The U.S. Supreme further erodes the protection of the 4th Amendment against unreasonable searches in most recent case. A North Carolina police officer stops a car for having only one taillight. Under N.C. law, you only have to have one taillight. Driver gives cop permission to search. Cop finds illegal drugs. Circuit court rules the cop didn’t have probable cause to stop vehicle and search was unreasonable. Supreme Court rules cops should be forgiven for not knowing the law–mistakes are compatible with reasonable suspicion. See Supreme Court of the U.S., Heien v. North Carolina, No. 13-604, decided 12/15/14.
Has your spouse made a will? Did they leave you out? You may not know until they die, but if they left you out of the will you should know about the marital election. This allows you to choose what you would get under the will or to take an elective share: the lesser of all of the estate of the decease reduced by the value of your separate estate or one-third of the estate of the deceased. There’s one important caveat–you must file a petition for an elective share within six months after the will is admitted to probate. If you don’t, you waive the elective share. See Supreme Court of Alabama, Oct. Term, 2014-15, 1120848, Saylor v. Saylor.
Not only may your employer frisk you after work to see if you’re stealing, they don’t have to pay you for the time spent being frisked. This is according to a recent U.S. Supreme Court case involving warehouse workers at Amazon.com. The workers were required to stand in line for roughly 25 minutes after they finished their shifts in order to be searched. The justices equated this to time spent standing in line to clock in to work. See Integrity Staffing Solutions, Inc. v. Busk, et al, No. 13-433, decided 12/9/2014.
Have you bought or are you thinking about buying a preneed funeral and cemetery contract? With preneed contracts, you pay a company in advance for funeral and cemetery merchandise and services. A recent Alabama Supreme Court case deals with such a company that went out of business. The preneed company is supposed to keep funds in trust to pay for the funeral when the contract buyer dies. However, as is sometimes the case, this company did not. So consider the financial stability of the preneed company before you purchase. See, Supreme Court of Alabama, Oct. Term, 2014-15, 1130604, Corner Stone Funeral Chapel, Inc., v. MVGF, LLC, Appeal from DeKalb Cir. Ct., CV-09-900101).
If your spouse was receiving life time Black Lung benefits and died before 2010, you had to prove that the death was caused by pneumoconiosis in order to receive survivor’s benefits. Since 2010, the Affordable Care Act (Obama Care) has amended the Black Lung Benefits Act. Now it is no longer necessary to prove causation in order to receive survivor’s benefits. If you were previously denied, you should consider refiling. See Jim Walter Resources v. Davis, No. 13-13185 (11th Cir. Sept. 12, 2014).
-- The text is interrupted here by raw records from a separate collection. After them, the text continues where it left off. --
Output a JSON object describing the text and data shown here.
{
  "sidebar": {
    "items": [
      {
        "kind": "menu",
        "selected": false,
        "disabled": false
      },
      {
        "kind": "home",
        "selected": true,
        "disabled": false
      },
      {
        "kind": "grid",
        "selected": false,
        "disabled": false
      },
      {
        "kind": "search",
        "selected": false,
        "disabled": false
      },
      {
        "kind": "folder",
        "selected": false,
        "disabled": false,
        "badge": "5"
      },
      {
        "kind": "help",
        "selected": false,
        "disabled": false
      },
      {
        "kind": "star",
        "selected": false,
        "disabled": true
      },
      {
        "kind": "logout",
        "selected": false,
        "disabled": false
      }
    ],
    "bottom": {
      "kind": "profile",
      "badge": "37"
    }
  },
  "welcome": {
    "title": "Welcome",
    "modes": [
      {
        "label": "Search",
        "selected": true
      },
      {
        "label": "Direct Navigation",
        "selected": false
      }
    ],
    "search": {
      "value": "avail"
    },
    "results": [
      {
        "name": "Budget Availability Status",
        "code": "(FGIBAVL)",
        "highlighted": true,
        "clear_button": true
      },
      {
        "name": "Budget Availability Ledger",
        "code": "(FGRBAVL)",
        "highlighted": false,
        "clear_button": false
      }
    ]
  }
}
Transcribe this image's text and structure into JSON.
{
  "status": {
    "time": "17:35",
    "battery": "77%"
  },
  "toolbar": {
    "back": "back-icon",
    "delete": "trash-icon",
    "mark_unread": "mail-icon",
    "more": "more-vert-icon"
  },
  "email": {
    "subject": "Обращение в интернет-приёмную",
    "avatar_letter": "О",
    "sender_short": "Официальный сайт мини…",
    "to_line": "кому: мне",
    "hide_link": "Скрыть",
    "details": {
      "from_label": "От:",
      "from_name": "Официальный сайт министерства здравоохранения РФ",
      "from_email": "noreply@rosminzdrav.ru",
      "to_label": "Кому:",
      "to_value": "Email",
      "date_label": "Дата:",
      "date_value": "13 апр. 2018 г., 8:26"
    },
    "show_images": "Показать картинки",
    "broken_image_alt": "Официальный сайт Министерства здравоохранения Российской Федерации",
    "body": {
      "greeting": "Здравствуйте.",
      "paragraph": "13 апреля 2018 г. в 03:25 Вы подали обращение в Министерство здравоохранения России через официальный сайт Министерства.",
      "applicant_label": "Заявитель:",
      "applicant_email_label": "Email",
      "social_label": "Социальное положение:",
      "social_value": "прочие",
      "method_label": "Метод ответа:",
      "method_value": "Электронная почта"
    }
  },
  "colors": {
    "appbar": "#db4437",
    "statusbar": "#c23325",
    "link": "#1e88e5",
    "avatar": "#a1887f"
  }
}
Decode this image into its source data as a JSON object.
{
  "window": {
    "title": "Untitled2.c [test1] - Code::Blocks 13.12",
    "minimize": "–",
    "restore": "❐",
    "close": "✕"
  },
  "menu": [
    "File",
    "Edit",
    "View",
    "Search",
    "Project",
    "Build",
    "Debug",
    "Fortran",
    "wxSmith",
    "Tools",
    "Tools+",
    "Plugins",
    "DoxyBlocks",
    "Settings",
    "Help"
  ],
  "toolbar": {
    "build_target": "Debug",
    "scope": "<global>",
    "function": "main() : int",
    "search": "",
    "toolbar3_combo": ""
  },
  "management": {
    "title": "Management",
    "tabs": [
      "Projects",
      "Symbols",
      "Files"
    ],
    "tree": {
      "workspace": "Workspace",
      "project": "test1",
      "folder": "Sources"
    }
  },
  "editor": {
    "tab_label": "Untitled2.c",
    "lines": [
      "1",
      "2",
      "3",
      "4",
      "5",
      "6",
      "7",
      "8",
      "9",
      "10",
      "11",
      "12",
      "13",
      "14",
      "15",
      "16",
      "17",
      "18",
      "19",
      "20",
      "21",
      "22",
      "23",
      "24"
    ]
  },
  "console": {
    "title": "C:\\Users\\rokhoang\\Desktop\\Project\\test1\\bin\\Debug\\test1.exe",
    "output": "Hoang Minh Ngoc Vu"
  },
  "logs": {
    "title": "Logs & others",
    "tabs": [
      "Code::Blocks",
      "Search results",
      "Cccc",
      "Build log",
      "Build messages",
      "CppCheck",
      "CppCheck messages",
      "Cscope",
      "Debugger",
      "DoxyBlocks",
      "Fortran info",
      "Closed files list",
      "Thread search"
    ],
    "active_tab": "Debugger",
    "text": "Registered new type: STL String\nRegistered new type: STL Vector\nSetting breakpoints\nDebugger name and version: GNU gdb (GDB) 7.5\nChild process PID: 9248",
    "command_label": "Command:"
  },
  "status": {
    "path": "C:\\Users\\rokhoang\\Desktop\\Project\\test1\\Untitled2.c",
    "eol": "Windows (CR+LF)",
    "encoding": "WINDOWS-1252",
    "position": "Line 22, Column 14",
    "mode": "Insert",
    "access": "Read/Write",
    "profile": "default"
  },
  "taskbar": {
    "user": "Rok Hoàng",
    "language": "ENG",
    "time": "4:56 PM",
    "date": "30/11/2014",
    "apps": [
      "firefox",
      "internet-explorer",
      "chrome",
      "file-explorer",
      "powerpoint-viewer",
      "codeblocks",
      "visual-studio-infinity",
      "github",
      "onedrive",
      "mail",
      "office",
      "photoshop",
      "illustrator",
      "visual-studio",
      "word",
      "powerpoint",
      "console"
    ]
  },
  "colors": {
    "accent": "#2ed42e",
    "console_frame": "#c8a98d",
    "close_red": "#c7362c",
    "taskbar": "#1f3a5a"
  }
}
The Alabama Supreme Court has made local school boards immune from law suits in tort or contract. However, the U.S. Supreme Court and the 11th Cir. have made it clear that local school boards in Alabama are not immune from violations of federal statutes. See Walker, et al. v. Jefferson Co. Sch. Board of Ed., et al. (11th Cir. No. 13-14624, 11/04/13).
Do you have a child age birth to three with a learning disability such as autism? Then you’ll be happy to know that the 11th Cir. has recently affirmed the necessity of public schools to provide a free appropriate public education. If the public school can’t, then they must pay for a private education plus transportation. See Blount Co. Bd. of Educ. v. Bowens, No. 13-11392 (11th Cir. August 5, 2014).
If you have a retirement plan through your employer that invests in the stock of the employer company, then you should be aware that the company has no duty to inform you that the stock may be overvalued. This is true even if they have insider information that the stock may soon loose most of its value. So buyer beware. See Supreme Court of the United States, Fifth Third Bancorp Et Al. v. Dudenhoeffer, et al., Certiorari to the United States Court of Appeals of the Sixth Circuit No. 12–751. Argued April 2, 2014—Decided June 25, 2014.
Alabama Supreme Court discusses arbitration enforcement in recent decision. By now everyone should know about the arbitration clauses found in almost every written contract. You can’t buy a car or get a phone service plan without agreeing to them. Why should you care? Because you give up a lot of rights–jury trial most importantly and punitive damages. So how can you get out of them? The main reason would be fraud–you were induced to sign the contract through misrepresentation. However, as the Court states most emphatically, you better have proof! See Supreme Court of Alabama, Oct. Term, 2014-15, 130184, Ex parte Alaska Bush Adventures, LLC, et al. Petition for Writ of Mandamus, (In re: Guy R. Willis v. Alaska Bush Adventures, LLC, et al.) 1130231.